Haig and the high command really messed up in more ways than one. They had intelligence reports that an area of the front was very vulnerable yet they attacked across the whole front. Ironically the war may have been ended and millions of lives saved if only Haig had been a more competent tactician and used that intelligence (gained from German POWs who told of a weakness in their defences) although it meant the Germans would have purportedly ‘lost’ the war (there could be no victors in that cataclysm!) the gain would have been an end to the carnage. Instead they added to it then added some more in many more such battles until 11.11.1918.

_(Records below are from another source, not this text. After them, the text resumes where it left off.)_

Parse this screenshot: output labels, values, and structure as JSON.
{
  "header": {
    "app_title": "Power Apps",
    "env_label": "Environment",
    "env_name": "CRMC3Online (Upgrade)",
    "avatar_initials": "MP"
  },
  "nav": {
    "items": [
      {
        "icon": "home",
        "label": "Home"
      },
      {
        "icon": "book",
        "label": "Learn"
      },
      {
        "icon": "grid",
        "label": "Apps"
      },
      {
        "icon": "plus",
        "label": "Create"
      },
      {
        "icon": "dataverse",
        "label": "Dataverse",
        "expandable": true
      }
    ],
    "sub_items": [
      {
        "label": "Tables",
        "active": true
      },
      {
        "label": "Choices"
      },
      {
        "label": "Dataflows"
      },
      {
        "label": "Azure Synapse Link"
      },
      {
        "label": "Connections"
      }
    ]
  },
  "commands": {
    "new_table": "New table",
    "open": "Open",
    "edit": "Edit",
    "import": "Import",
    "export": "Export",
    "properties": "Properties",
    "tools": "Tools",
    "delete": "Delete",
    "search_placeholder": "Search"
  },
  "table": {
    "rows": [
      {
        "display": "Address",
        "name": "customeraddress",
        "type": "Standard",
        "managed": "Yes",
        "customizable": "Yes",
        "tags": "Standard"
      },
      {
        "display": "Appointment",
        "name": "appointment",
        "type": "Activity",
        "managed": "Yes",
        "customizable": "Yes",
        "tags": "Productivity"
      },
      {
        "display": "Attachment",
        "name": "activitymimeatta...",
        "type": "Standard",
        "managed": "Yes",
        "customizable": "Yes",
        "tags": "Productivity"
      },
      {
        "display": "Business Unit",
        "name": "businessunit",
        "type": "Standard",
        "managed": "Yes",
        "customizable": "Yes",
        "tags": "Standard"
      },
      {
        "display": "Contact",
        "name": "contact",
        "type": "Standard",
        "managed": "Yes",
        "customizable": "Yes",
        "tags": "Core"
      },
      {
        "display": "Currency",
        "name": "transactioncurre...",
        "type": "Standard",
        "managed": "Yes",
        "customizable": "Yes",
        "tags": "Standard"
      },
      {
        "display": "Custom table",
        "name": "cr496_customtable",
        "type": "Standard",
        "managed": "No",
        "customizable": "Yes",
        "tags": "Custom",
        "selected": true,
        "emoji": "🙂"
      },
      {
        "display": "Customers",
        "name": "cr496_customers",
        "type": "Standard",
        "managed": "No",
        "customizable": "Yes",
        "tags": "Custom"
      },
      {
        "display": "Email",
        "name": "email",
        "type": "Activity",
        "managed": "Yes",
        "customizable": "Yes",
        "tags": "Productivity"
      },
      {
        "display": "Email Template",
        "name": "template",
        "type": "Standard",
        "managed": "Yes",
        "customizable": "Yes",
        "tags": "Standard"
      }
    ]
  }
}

Also someone high up made a fundamental error at 3am that day by phoning a message of good luck for the impending attack. That message was listened in to and the German gunners were alerted across the whole front, with devastating consequences.

Haig and His Highly Incompetents must have seen the disaster unfolding rapidly but instead of calling the attack off continued it until November 18th. Men from all over the world deemed dispensable. Not to mention the many Germans who were massacred in the initial explosion (“A queer dull thud” as one soldier witnessed at the time.) from the mines laid by sappers deep under the German command at Lochnagar. The sappers were taken from those who worked in the pits of Britain, they dug down deep under the German line to lay the biggest store of explosives ever laid. The ‘job’ was fraught with danger as German soldiers were also digging deep.

http://www.greatwar.co.uk/somme/memorial-lochnagar-crater.htm

somme shrouds
Somme Shrouds in Exeter July 1st 2016

‘Thanks Pete

I think we need to make work about the war to help us understand the futility and the waste – and the fact that we never learn…’A Book artist from Australia

Thanks for your reaction ABafA.

I sent that out to about 100 folks, many quite good friends, since Thursday and do you know! You are th’only one that’s made any comment.(Ignore that I’ve had 4 now. Also my wife and son tell me I shouldn’t expect any reactions at all, ‘people don’t react to things they see in newspapers normally, so why should they react to your blog you old fart?’)

Just before i went to my computer i were tinking about my blog and my gripes about bad leadership and I thought, ‘d’y know, the same stupid stuck up twits are in charge today, and the same right wing thinkers (not, I don’t believe they can be called ‘thinkers’)) are i/c the Press. Nothing has altered’. In fact the 1960s seemed a time of HOPE. Atlee brought in the education act in 1945 which educated me, then I was taught to teach by intelligent humanists who said, let your students find their way to their passion and then take them to the top of the highest mountain and push them, LET THEM FLY. But since then it’s gone backwards and the public schoolboys (Like Gove, Boris, Cameron & Osborne) have a strangled-hold on the Asylum whilst Labour again display disarray and the LibDems are dead in the water, despite being instrumental in stopping the public schoolboys worst intentions whilst they were in coalition.  I think I’ll move to Australia, or Canada, or even France, anywhere to escape these clods! Pete

One friend’s reaction flags up a rather rude reaction to brrrExit: Look at these posters with Boris on by Billy Childish, be care full cos he used a word what is naughty. It refers to the sex organ on a pig and is originally from Old English (I think):

http://www.l-13.org/acatalog/BILLY-CHILDISH-RECORDINGS.html